NAIROBI, Kenya — Ethiopia appeared to be careening toward civil war on Friday
Ethiopian fighter jets bombed targets in the restive northern province of Tigray, Prime Minister Abiy Ahmed said on Friday, in the latest escalation of a three-day old conflict that is driving the populous African nation toward a potentially destabilizing civil war.
when its military stepped up hostilities against the powerful ruling faction in the northern region of Tigray, mustering troops from across the country as its leaders ignored international pleas to step back from the brink.
“Our country has entered into a war it didn’t anticipate,” Gen. Birhanu Jula, the deputy chief of the Ethiopian National Defense Force, said on state television Thursday afternoon. “This war is shameful, it is senseless.”
In early clashes, there were “injured soldiers on both sides,” he added.
On Wednesday, Prime Minister Abiy Ahmed announced military operations in Tigray, accusing the region’s ruling Tigray People’s Liberation Front of arming irregular militias and orchestrating an attack on a major federal army base in the region.
Western officials reported clashes between federal and local security forces in Tigray on Wednesday that left dozens of casualties.
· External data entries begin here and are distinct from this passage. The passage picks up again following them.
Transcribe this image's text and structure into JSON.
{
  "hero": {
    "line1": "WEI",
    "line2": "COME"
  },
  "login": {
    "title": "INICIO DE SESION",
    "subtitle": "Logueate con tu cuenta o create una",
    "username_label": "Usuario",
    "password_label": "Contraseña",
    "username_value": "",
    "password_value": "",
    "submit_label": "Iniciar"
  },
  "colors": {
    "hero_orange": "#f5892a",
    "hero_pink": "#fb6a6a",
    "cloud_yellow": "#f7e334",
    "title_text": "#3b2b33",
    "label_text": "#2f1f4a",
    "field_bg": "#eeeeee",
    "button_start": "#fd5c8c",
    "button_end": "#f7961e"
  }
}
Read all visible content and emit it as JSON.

But details have been sparse because internet and phone services to the area were cut off.
Speaking on Tigrayan television on Thursday, the regional president, Debretsion Gebremichael, said: “The Tigrayans have full potential to destroy enemies far and near, those who step on peace and declare war on the Tigray People.”
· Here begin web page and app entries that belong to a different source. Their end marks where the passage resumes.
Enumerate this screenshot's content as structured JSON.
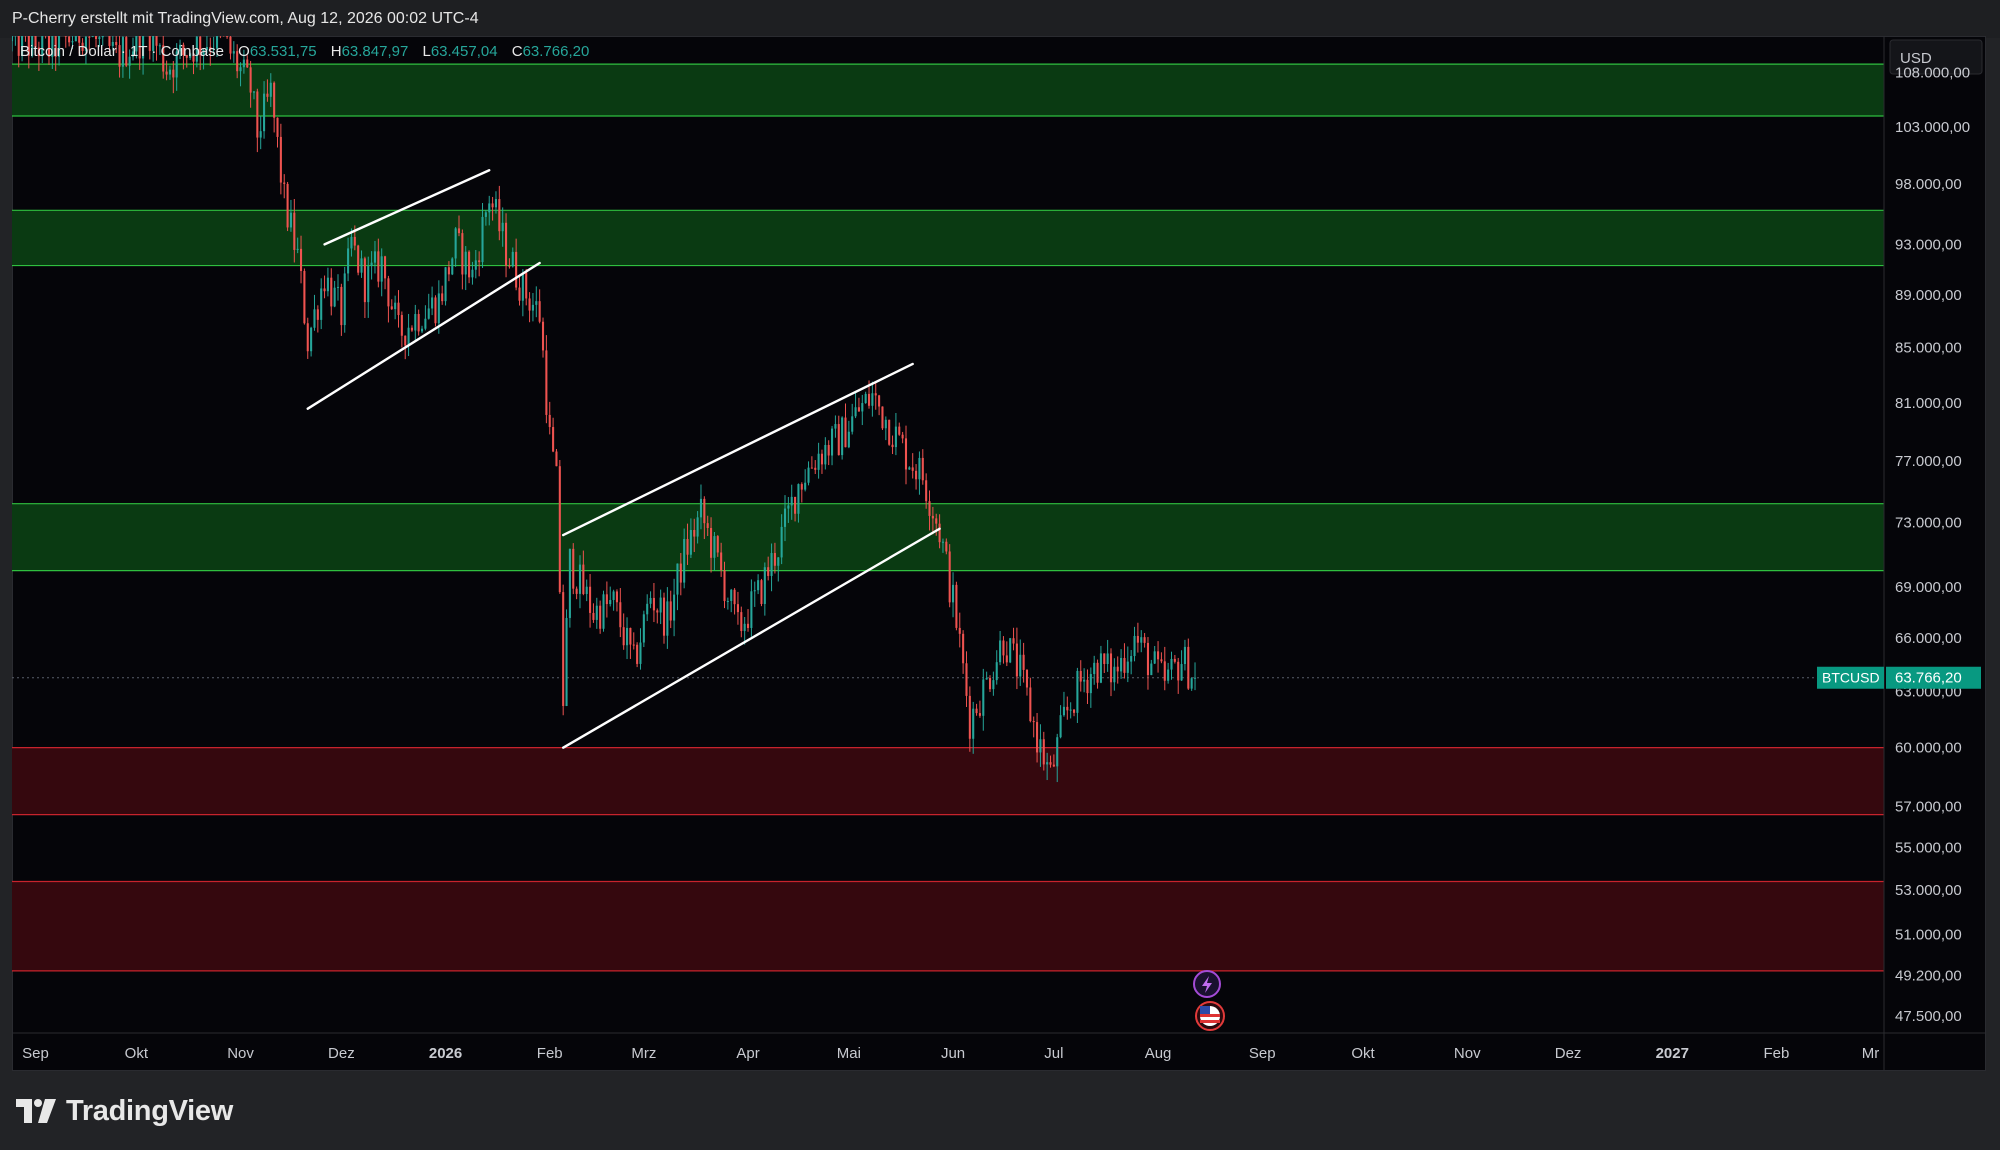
{
  "header": {
    "title": "P-Cherry erstellt mit TradingView.com, Aug 12, 2026 00:02 UTC-4"
  },
  "legend": {
    "symbol": "Bitcoin / Dollar · 1T · Coinbase",
    "o_label": "O",
    "o_value": "63.531,75",
    "h_label": "H",
    "h_value": "63.847,97",
    "l_label": "L",
    "l_value": "63.457,04",
    "c_label": "C",
    "c_value": "63.766,20"
  },
  "currency_label": "USD",
  "price_tag": {
    "symbol": "BTCUSD",
    "value": "63.766,20"
  },
  "brand": {
    "name": "TradingView"
  },
  "colors": {
    "up": "#26a69a",
    "down": "#ef5350",
    "support_zone": "#0a3a12",
    "support_border": "#2fbf3f",
    "resistance_zone": "#35080e",
    "resistance_border": "#c8232c",
    "tag_bg": "#089981"
  },
  "chart_data": {
    "type": "candlestick",
    "y_scale": "log",
    "ylim": [
      46800,
      111500
    ],
    "y_ticks": [
      {
        "value": 108000,
        "label": "108.000,00"
      },
      {
        "value": 103000,
        "label": "103.000,00"
      },
      {
        "value": 98000,
        "label": "98.000,00"
      },
      {
        "value": 93000,
        "label": "93.000,00"
      },
      {
        "value": 89000,
        "label": "89.000,00"
      },
      {
        "value": 85000,
        "label": "85.000,00"
      },
      {
        "value": 81000,
        "label": "81.000,00"
      },
      {
        "value": 77000,
        "label": "77.000,00"
      },
      {
        "value": 73000,
        "label": "73.000,00"
      },
      {
        "value": 69000,
        "label": "69.000,00"
      },
      {
        "value": 66000,
        "label": "66.000,00"
      },
      {
        "value": 63000,
        "label": "63.000,00"
      },
      {
        "value": 60000,
        "label": "60.000,00"
      },
      {
        "value": 57000,
        "label": "57.000,00"
      },
      {
        "value": 55000,
        "label": "55.000,00"
      },
      {
        "value": 53000,
        "label": "53.000,00"
      },
      {
        "value": 51000,
        "label": "51.000,00"
      },
      {
        "value": 49200,
        "label": "49.200,00"
      },
      {
        "value": 47500,
        "label": "47.500,00"
      }
    ],
    "x_range": [
      "2025-08-25",
      "2027-03-05"
    ],
    "x_ticks": [
      {
        "date": "2025-09-01",
        "label": "Sep",
        "bold": false
      },
      {
        "date": "2025-10-01",
        "label": "Okt",
        "bold": false
      },
      {
        "date": "2025-11-01",
        "label": "Nov",
        "bold": false
      },
      {
        "date": "2025-12-01",
        "label": "Dez",
        "bold": false
      },
      {
        "date": "2026-01-01",
        "label": "2026",
        "bold": true
      },
      {
        "date": "2026-02-01",
        "label": "Feb",
        "bold": false
      },
      {
        "date": "2026-03-01",
        "label": "Mrz",
        "bold": false
      },
      {
        "date": "2026-04-01",
        "label": "Apr",
        "bold": false
      },
      {
        "date": "2026-05-01",
        "label": "Mai",
        "bold": false
      },
      {
        "date": "2026-06-01",
        "label": "Jun",
        "bold": false
      },
      {
        "date": "2026-07-01",
        "label": "Jul",
        "bold": false
      },
      {
        "date": "2026-08-01",
        "label": "Aug",
        "bold": false
      },
      {
        "date": "2026-09-01",
        "label": "Sep",
        "bold": false
      },
      {
        "date": "2026-10-01",
        "label": "Okt",
        "bold": false
      },
      {
        "date": "2026-11-01",
        "label": "Nov",
        "bold": false
      },
      {
        "date": "2026-12-01",
        "label": "Dez",
        "bold": false
      },
      {
        "date": "2027-01-01",
        "label": "2027",
        "bold": true
      },
      {
        "date": "2027-02-01",
        "label": "Feb",
        "bold": false
      },
      {
        "date": "2027-03-01",
        "label": "Mr",
        "bold": false
      }
    ],
    "last_price": 63766.2,
    "zones": [
      {
        "kind": "support",
        "low": 104000,
        "high": 108800
      },
      {
        "kind": "support",
        "low": 91300,
        "high": 95800
      },
      {
        "kind": "support",
        "low": 70000,
        "high": 74200
      },
      {
        "kind": "resistance",
        "low": 56600,
        "high": 60000
      },
      {
        "kind": "resistance",
        "low": 49400,
        "high": 53400
      }
    ],
    "trendlines": [
      {
        "from": {
          "date": "2025-11-21",
          "value": 80600
        },
        "to": {
          "date": "2026-01-29",
          "value": 91500
        }
      },
      {
        "from": {
          "date": "2025-11-26",
          "value": 93000
        },
        "to": {
          "date": "2026-01-14",
          "value": 99200
        }
      },
      {
        "from": {
          "date": "2026-02-05",
          "value": 60000
        },
        "to": {
          "date": "2026-05-28",
          "value": 72600
        }
      },
      {
        "from": {
          "date": "2026-02-05",
          "value": 72200
        },
        "to": {
          "date": "2026-05-20",
          "value": 83800
        }
      }
    ],
    "path_points": [
      {
        "date": "2025-08-25",
        "value": 111000
      },
      {
        "date": "2025-09-05",
        "value": 110200
      },
      {
        "date": "2025-09-15",
        "value": 112000
      },
      {
        "date": "2025-09-25",
        "value": 109500
      },
      {
        "date": "2025-10-05",
        "value": 112000
      },
      {
        "date": "2025-10-10",
        "value": 108500
      },
      {
        "date": "2025-10-18",
        "value": 110500
      },
      {
        "date": "2025-10-26",
        "value": 111500
      },
      {
        "date": "2025-11-04",
        "value": 106500
      },
      {
        "date": "2025-11-06",
        "value": 102500
      },
      {
        "date": "2025-11-10",
        "value": 106000
      },
      {
        "date": "2025-11-14",
        "value": 96500
      },
      {
        "date": "2025-11-18",
        "value": 92000
      },
      {
        "date": "2025-11-21",
        "value": 85500
      },
      {
        "date": "2025-11-26",
        "value": 90500
      },
      {
        "date": "2025-12-01",
        "value": 87500
      },
      {
        "date": "2025-12-04",
        "value": 93000
      },
      {
        "date": "2025-12-08",
        "value": 90000
      },
      {
        "date": "2025-12-13",
        "value": 91500
      },
      {
        "date": "2025-12-18",
        "value": 86000
      },
      {
        "date": "2025-12-24",
        "value": 87500
      },
      {
        "date": "2025-12-30",
        "value": 88500
      },
      {
        "date": "2026-01-04",
        "value": 93000
      },
      {
        "date": "2026-01-09",
        "value": 90500
      },
      {
        "date": "2026-01-14",
        "value": 97000
      },
      {
        "date": "2026-01-19",
        "value": 92500
      },
      {
        "date": "2026-01-24",
        "value": 89500
      },
      {
        "date": "2026-01-29",
        "value": 87500
      },
      {
        "date": "2026-02-01",
        "value": 78500
      },
      {
        "date": "2026-02-03",
        "value": 75500
      },
      {
        "date": "2026-02-05",
        "value": 62500
      },
      {
        "date": "2026-02-07",
        "value": 70500
      },
      {
        "date": "2026-02-14",
        "value": 67500
      },
      {
        "date": "2026-02-20",
        "value": 68000
      },
      {
        "date": "2026-02-26",
        "value": 64500
      },
      {
        "date": "2026-03-03",
        "value": 68500
      },
      {
        "date": "2026-03-08",
        "value": 67000
      },
      {
        "date": "2026-03-13",
        "value": 71000
      },
      {
        "date": "2026-03-18",
        "value": 73500
      },
      {
        "date": "2026-03-23",
        "value": 70500
      },
      {
        "date": "2026-03-29",
        "value": 66500
      },
      {
        "date": "2026-04-04",
        "value": 68500
      },
      {
        "date": "2026-04-10",
        "value": 71500
      },
      {
        "date": "2026-04-16",
        "value": 75500
      },
      {
        "date": "2026-04-22",
        "value": 77500
      },
      {
        "date": "2026-04-28",
        "value": 78500
      },
      {
        "date": "2026-05-04",
        "value": 80500
      },
      {
        "date": "2026-05-08",
        "value": 81500
      },
      {
        "date": "2026-05-13",
        "value": 79500
      },
      {
        "date": "2026-05-18",
        "value": 77500
      },
      {
        "date": "2026-05-23",
        "value": 76000
      },
      {
        "date": "2026-05-28",
        "value": 72500
      },
      {
        "date": "2026-06-02",
        "value": 67000
      },
      {
        "date": "2026-06-06",
        "value": 61500
      },
      {
        "date": "2026-06-11",
        "value": 63500
      },
      {
        "date": "2026-06-16",
        "value": 66000
      },
      {
        "date": "2026-06-21",
        "value": 64000
      },
      {
        "date": "2026-06-26",
        "value": 60500
      },
      {
        "date": "2026-06-30",
        "value": 58500
      },
      {
        "date": "2026-07-04",
        "value": 61500
      },
      {
        "date": "2026-07-09",
        "value": 63500
      },
      {
        "date": "2026-07-14",
        "value": 64500
      },
      {
        "date": "2026-07-19",
        "value": 64000
      },
      {
        "date": "2026-07-25",
        "value": 66000
      },
      {
        "date": "2026-07-29",
        "value": 64800
      },
      {
        "date": "2026-08-03",
        "value": 63500
      },
      {
        "date": "2026-08-08",
        "value": 64800
      },
      {
        "date": "2026-08-12",
        "value": 63766
      }
    ]
  }
}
Tensions have been growing since September when Tigray defied Mr. Abiy’s authority and held regional elections even as votes in the rest of Ethiopia were postponed because of the coronavirus pandemic.
The confrontation escalated in October when Ethiopian lawmakers diverted federal funding from the Tigrayan authorities as a means of punishment.
Now that the dispute has turned to fighting, Mr. Abiy risks a difficult campaign.
Tigray has a large paramilitary force and a well-drilled local militia, with up to 250,000 armed men, according to the International Crisis Group.
The region is also home to Ethiopia’s largest army base and, by some estimates, half the troops in Ethiopia’s Army, along with much of its artillery and other heavy weaponry.
The Tigray People’s Liberation Front toppled a Marxist dictator in 1991 and went on to effectively rule Ethiopia for near three decades. But its influence declined steeply after Mr. Abiy came to power in 2018.
Tigrayan officials complained of being marginalized and unjustly accused of corruption and human rights abuses, and many were enraged by Mr. Abiy’s description of their period of rule as “27 years of darkness.”
Mr. Abiy, for his part, views Tigrayan leaders as inveterate troublemakers still smarting from their loss of influence.
As the confrontation between the two sides escalated this year, public sentiment for secession from Ethiopia grew inside Tigray. But in turning to military action now, Mr. Abiy has set off an unpredictable conflict that risks spilling over into the rest of Ethiopia, Africa’s second-most populous country.
Since Wednesday, Tigrayan units have clashed with the military at several locations across the region, Western and Ethiopian officials said.
A senior United Nations official said it had become extremely difficult to travel inside Tigray, forcing the organization to suspend food distributions to vast camps along the border with Eritrea that house thousands of refugees.
Some humanitarian workers were stuck outside the regional capital, Mekelle, as they waited for clearance to travel from Tigray, said the official, who spoke anonymously because he was not authorized to speak publicly.
Ann Encontre, head of the U.N. refugee agency’s branch in Ethiopia, said operations to assist asylum seekers had been badly affected in Tigray. “You can’t go in and out of the region, and the air traffic has stopped,” she said.
The government says its operation is targeted at Tigray’s leaders and not ordinary citizens. But it must also worry about unity within its own ranks.
In an interview, a senior Ethiopian official acknowledged that several army commanders had defected to Tigray during the first clashes on Wednesday.
But other officers had risen to take their places and the army in Tigray remained under the firm control of the central government, the official added, speaking on the condition of anonymity to discuss sensitive information.
He also confirmed that fighting between federal and local forces had erupted along the border between Tigray and the Amhara region, to the south.
The government estimates that the operation in Tigray will last between three and six months, he added.
Declan Walsh reported from Nairobi, Kenya, and Simon Marks from Addis Ababa, Ethiopia.